The South Africa Human Rights Commission (SAHRC) ruled that several of Chumani Maxwele's rights had been violated during his arrest last year.
There is no law against giving a "one-fingered salute" in public - even at the president, lawyers say.
But Police Minister Nathi Mthethwa will not apologise, his spokesman said.
He said that could "pre-judge" a lawsuit Mr Maxwele had filed, claiming damages worth 1.45 million rand ($215,00; £134,00) for wrongful arrest.
The arrest caused a stir at the time - the police were accused of over-reacting.
The student from Cape Town was detained for 24 hours after he allegedly gestured with his middle finger at President Zuma's motorcade in February last year.
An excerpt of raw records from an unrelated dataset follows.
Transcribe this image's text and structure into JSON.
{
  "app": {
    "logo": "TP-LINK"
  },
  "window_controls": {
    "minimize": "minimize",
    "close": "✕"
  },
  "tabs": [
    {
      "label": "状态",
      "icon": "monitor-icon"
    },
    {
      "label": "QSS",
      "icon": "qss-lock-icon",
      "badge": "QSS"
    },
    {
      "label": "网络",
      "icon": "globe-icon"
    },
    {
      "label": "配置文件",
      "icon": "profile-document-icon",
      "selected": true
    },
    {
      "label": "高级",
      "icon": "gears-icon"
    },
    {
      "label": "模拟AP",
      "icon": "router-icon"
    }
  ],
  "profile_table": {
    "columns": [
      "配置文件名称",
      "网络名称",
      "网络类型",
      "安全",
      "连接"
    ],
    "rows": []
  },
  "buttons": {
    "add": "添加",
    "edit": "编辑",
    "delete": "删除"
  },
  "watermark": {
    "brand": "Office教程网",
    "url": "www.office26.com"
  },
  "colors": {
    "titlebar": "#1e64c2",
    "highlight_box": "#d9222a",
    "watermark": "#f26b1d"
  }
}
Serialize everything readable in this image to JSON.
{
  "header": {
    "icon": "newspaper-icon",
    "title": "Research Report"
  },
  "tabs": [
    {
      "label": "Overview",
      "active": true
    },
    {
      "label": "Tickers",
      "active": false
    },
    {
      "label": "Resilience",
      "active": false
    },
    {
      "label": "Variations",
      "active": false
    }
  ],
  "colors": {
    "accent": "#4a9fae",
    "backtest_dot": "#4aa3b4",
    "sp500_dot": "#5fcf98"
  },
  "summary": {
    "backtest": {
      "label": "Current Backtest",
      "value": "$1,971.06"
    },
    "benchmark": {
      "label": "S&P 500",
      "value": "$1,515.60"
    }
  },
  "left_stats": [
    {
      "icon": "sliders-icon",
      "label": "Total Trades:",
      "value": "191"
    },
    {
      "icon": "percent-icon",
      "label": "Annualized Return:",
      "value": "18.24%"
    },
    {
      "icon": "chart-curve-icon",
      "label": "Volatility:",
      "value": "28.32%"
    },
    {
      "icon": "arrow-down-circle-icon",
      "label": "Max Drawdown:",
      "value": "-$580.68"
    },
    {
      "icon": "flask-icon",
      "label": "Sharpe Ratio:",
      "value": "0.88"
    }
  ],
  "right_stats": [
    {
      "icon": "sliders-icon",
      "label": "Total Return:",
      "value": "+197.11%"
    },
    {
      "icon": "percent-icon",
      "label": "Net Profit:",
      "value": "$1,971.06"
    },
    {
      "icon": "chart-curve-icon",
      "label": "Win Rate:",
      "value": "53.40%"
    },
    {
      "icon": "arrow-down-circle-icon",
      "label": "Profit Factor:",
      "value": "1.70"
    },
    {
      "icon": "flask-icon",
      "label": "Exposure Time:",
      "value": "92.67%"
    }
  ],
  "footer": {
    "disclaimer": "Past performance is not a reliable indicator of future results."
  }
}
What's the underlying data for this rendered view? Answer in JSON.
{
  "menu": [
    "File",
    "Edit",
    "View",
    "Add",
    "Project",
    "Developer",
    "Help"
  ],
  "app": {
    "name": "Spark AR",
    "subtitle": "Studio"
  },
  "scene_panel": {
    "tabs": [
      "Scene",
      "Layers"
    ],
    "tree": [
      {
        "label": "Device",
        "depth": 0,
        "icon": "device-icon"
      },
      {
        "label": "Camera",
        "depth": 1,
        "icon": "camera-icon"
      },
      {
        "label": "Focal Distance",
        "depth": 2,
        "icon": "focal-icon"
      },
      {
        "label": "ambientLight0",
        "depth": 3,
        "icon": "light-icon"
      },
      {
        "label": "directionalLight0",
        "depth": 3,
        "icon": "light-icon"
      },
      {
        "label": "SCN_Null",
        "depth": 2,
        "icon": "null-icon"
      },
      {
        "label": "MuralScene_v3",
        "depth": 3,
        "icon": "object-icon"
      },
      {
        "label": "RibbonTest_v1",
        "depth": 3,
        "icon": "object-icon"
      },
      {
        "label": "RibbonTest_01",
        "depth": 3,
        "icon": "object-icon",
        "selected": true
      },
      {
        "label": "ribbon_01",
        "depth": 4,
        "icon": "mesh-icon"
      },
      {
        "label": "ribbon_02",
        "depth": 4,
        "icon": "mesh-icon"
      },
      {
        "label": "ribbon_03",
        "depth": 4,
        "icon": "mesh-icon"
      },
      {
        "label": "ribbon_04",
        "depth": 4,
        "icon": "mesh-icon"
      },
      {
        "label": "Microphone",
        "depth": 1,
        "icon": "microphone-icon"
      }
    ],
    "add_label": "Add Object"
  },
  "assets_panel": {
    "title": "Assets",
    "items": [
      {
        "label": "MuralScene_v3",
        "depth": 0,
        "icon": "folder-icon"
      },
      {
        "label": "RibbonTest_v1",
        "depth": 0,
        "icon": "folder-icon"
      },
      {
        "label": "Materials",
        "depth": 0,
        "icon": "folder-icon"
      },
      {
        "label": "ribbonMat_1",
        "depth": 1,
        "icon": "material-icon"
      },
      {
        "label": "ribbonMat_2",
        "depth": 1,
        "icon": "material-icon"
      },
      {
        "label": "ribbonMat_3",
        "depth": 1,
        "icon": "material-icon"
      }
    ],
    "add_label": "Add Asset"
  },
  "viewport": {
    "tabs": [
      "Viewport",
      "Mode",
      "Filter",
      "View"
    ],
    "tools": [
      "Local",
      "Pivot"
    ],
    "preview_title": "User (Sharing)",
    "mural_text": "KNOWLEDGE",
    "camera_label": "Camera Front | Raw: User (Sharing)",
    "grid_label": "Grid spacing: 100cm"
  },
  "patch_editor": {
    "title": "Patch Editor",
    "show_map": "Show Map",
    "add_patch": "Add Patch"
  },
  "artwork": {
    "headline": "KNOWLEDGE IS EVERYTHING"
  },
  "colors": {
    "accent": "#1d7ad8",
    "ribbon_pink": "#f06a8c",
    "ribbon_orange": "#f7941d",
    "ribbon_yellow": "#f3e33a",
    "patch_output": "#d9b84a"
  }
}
He was charged with crimen injuria and resisting arrest - the charges were later dropped after he wrote a letter of apology.
The FW de Klerk Foundation subsequently laid a complaint with the SAHRC on Mr Maxwele's behalf.
The foundation claimed that Mr Zuma's security had bundled him into one of their cars, placed a bag over his head and forced him to write the letter.
It also alleged that the president's guards had searched Mr Maxwele's house without a warrant and interrogated him on his political affiliations.
The SAHRC said Mr Zuma's protection unit had violated Mr Maxwele's rights to human dignity, freedom and privacy.
It criticised the police minister for not co-operating with its probe into the civil case.
President Zuma has not commented on the matter.